Achieving long-term stability after orthodontic treatment is a major challenge for orthodontists. The previous literature shows that relapse occurs at a considerable magnitude. The purpose of the present study was to determine the amount and type of long-term, posttreatment relapse that occurs in a homogeneous group of patients treated by a single experienced orthodontist in a private practice setting. Dental casts from a sample of 30 Class II division 1 Caucasian females treated without extractions were evaluated at pretreatment (mean age = 13.1 years), posttreatment (mean age = 15.9 years) and recall (mean age = 28.3 years) to determine the nature and extent of long-term posttreatment changes. All of the subjects were treated in the private practice of a single, experienced practitioner in Southaven, MS. The dental casts were examined to investigate changes in overbite, overjet, midline deviation, buccal segment relationships, canine relationships, incisor irregularity, arch chord lengths, curve of spee, arch depths and arch widths that occurred at an average of 12 years posttreatment. Overjet increased slightly after treatment, but the mean overjet at recall examination was within acceptable limits. Overbite deepened after treatment. About 1/3 (37%) of the treatment correction in overbite was lost during the posttreatment interval. A relapse of only 37% in the present sample was more favorable than the relapse percentages reported in previous studies. Maxillary Incisor Irregularity was relatively stable (10% relapse), but 67% of treatment correction in lower incisor irregularity was lost during the recall interval. Little et al. (1981) suggested that less than 30% of cases maintain satisfactory mandibular alignment with an Irregularity Index of less than 3.5 mm at 10 years posttreatment. The present study found that 13 out of the 30 cases evaluated (43%) had Incisor Irregularity of less than 3.5 mm at the recall examination. Maxillary arch chords (1‑3 and 1‑6) were stable while mandibular 1-3 chord was unstable. Nearly all of the treatment increase in mandibular 1‑3 chord was lost during the posttreatment interval. Curve of Spee correction during treatment was stable over the long-term with less than 10% of the correction deepening over time. Although increased during treatment, maxillary arch widths were stable over the long-term. The mandibular arch widths were less stable. 50% of mandibular intercanine expansion during treatment was lost over the long-term. This was a similar finding to previous studies. Buccal segment relationship and canine relationship improved from class II toward class I during treatment and did not show relapse toward class II over the long-term.

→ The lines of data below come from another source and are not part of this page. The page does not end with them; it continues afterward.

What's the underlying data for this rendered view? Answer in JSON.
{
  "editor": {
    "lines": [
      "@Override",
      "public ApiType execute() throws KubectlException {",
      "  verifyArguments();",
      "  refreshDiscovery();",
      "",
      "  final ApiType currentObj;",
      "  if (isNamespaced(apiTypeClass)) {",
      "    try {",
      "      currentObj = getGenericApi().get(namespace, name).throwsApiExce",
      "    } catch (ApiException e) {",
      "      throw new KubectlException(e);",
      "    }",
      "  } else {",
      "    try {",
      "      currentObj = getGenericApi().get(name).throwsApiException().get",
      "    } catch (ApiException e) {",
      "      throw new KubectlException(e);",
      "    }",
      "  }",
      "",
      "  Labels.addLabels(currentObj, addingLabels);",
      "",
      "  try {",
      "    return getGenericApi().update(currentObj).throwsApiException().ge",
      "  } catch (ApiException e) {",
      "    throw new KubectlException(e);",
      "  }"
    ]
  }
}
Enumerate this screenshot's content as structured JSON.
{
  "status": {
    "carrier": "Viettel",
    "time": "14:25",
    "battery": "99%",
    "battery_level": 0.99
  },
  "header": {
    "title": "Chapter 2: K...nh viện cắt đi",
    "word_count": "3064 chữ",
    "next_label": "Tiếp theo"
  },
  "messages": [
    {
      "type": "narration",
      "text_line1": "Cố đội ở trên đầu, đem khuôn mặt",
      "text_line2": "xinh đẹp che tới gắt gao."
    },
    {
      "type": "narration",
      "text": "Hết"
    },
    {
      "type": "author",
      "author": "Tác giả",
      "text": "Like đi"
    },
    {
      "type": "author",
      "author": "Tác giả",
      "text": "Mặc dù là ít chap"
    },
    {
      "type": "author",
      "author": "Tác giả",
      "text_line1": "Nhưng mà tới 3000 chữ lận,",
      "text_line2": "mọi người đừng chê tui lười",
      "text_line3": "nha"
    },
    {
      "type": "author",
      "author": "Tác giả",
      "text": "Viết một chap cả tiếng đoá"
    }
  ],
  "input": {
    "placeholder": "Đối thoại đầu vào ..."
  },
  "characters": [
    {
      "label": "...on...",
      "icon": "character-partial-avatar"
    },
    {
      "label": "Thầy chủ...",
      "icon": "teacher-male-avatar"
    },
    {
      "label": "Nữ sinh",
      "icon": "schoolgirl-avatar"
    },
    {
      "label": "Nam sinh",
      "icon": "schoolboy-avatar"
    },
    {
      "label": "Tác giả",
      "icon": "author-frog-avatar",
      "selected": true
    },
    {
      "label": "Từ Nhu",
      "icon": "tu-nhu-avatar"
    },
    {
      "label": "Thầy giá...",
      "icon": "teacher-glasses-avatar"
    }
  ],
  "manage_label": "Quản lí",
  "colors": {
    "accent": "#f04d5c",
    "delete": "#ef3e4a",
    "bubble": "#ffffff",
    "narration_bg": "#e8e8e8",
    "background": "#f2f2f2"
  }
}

In fact, the subjects continued to grow favorably toward a more class I relationship over the long-term.
Kulkarni, Lina K. , "The Long-term Stability of Class II Cases Treated in a Private Practice Using a Straightwire Appliance: A Dental Cast Analysis" (2011). Theses and Dissertations (ETD). Paper 127. http://dx.doi.org/10.21007/etd.cghs.2011.0168.